William “Will” Smith is a Florence attorney and former Lauderdale County Commissioner.
“Conservative grassroots Alabama political organizations have spoken. I am their conservative choice,” Smith claimed in a statement. “I have been endorsed by the two largest Republican groups in Alabama as well as other conservative groups throughout the state because I am a Christian, a conservative and a family man.”
“I am running for the Court of Criminal Appeals because I have the legal experience of practicing law in Alabama for over a quarter of a century, the conviction to follow the rule of law, and I am a constitutional conservative,” Smith added.
The Kellum campaign wrote: “Experienced Judge Beth Kellum serves the people of Alabama on the Court of Criminal Appeals. The Court hears all appeals of felony and misdemeanor cases, including violations of city ordinances and all post-conviction writs in criminal cases.”
In the March 3rd Republican primary Kellum received the most votes by a margin of 43 percent to 37 percent for Smith.
“Our campaign message really resonated with primary voters and it is amazing we were within 6 percentage points of the incumbent despite being outspent over 15 to 1,” Smith said. “While I was outspent, I was not outworked. I traveled to the 4 corners of Alabama visiting almost 60 counties during the 60-day primary.”
Will and his wife, Laura, reside in Killen with their seven-year-old daughter, Angel Joy, who has autism. The Smiths are active members of Greenhill First Baptist Church. Will has served as a Sunday school teacher, international missions worker and Upward basketball coach. Smith has a bachelor’s degree and a master’s degree from the University of North Alabama and a law degree from Sanford’s Cumberland School of Law in 1992 where he received the American Jurisprudence Award for receiving the highest grade in Criminal Procedure. Smith is licensed to practice law in Alabama, Georgia, and before the United States Supreme Court. He operates a full service law firm representing clients from all walks of life in both civil and criminal matters including appeals in both the Alabama and federal appeals systems. Smith is a fifth generation Lauderdale County resident.
Kellum is an Alabama native She grew up in Vance in Tuscaloosa County. She graduated from Brookwood High School in 1977. She has a bachelor’s degree from the University of Alabama and a law degree from the University of Alabama School of Law.

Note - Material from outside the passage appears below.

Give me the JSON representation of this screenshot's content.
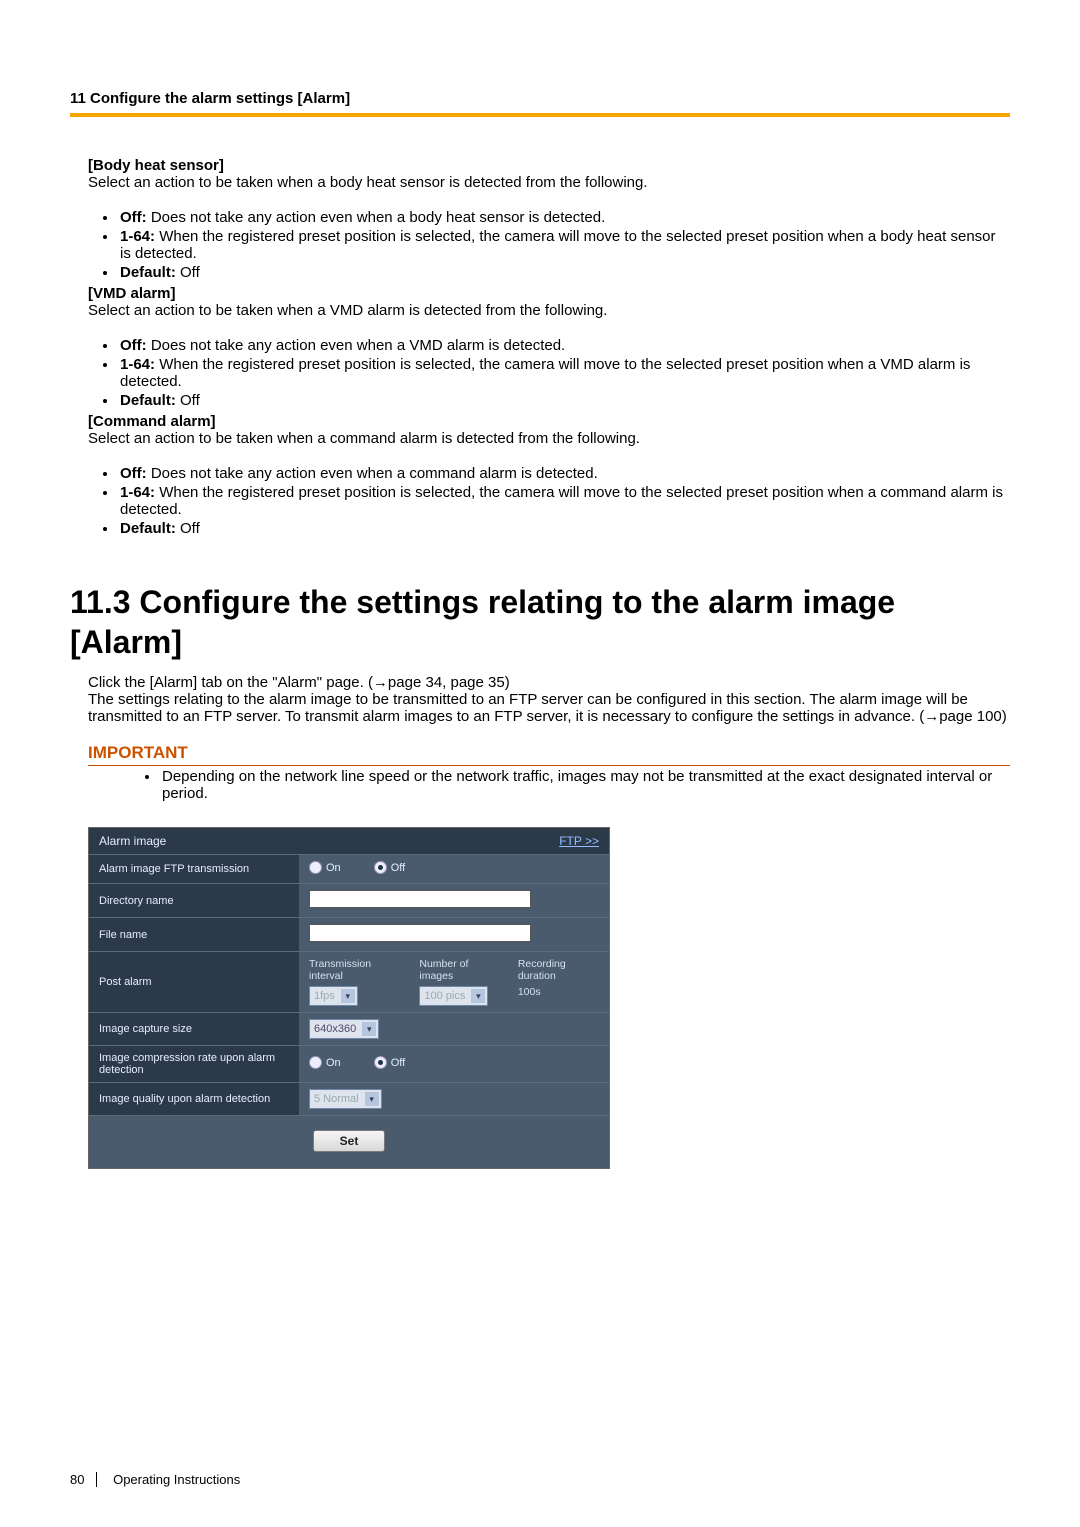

Judge Kellum was hired in 1985 by Attorney General Charles Graddick as an Assistant Attorney General. She worked in the criminal appeals division where she primarily prosecuted appeals before the Court of Criminal Appeals and the Alabama Supreme Court. She later worked as a staff Attorney for the Court of Criminal Appeals from 1987 until 1990. Kellum went into private practice with the Montgomery law firm of Robison & Belser, P.A., working on a wide variety of civil and criminal cases in state and federal courts. In 1997 to went back to the Court of Criminal Appeals to work as a Senior Staff Attorney for the newly-elected Judge Jean Brown. She worked as a Senior Staff Attorney for the Alabama Supreme Court from 1999 until 2001, before returning to the Court of Criminal Appeals as the Senior Staff Attorney for then newly-elected Judge Kelli Wise.
Kellum was elected to the Court of Criminal Appeals in November 2008 and was re-elected in 2014. She is currently seeking her third term on the Court.
Judge Kellum is a member of the First Baptist Church of Montgomery. She has served as a docent at the Montgomery Museum of Fine Arts, and is a member of a number of professional, civic, and political organizations.
The polls open at 7:00 am on Tuesday and close at 7:00 pm. You must be a registered voter, vote at your assigned polling place and have a valid photo ID in order to participate in any Alabama election. It is too late to apply for an absentee ballot. If you already have an absentee ballot you must get it in the mail or turn it in to your courthouse before the close of the business day on Monday.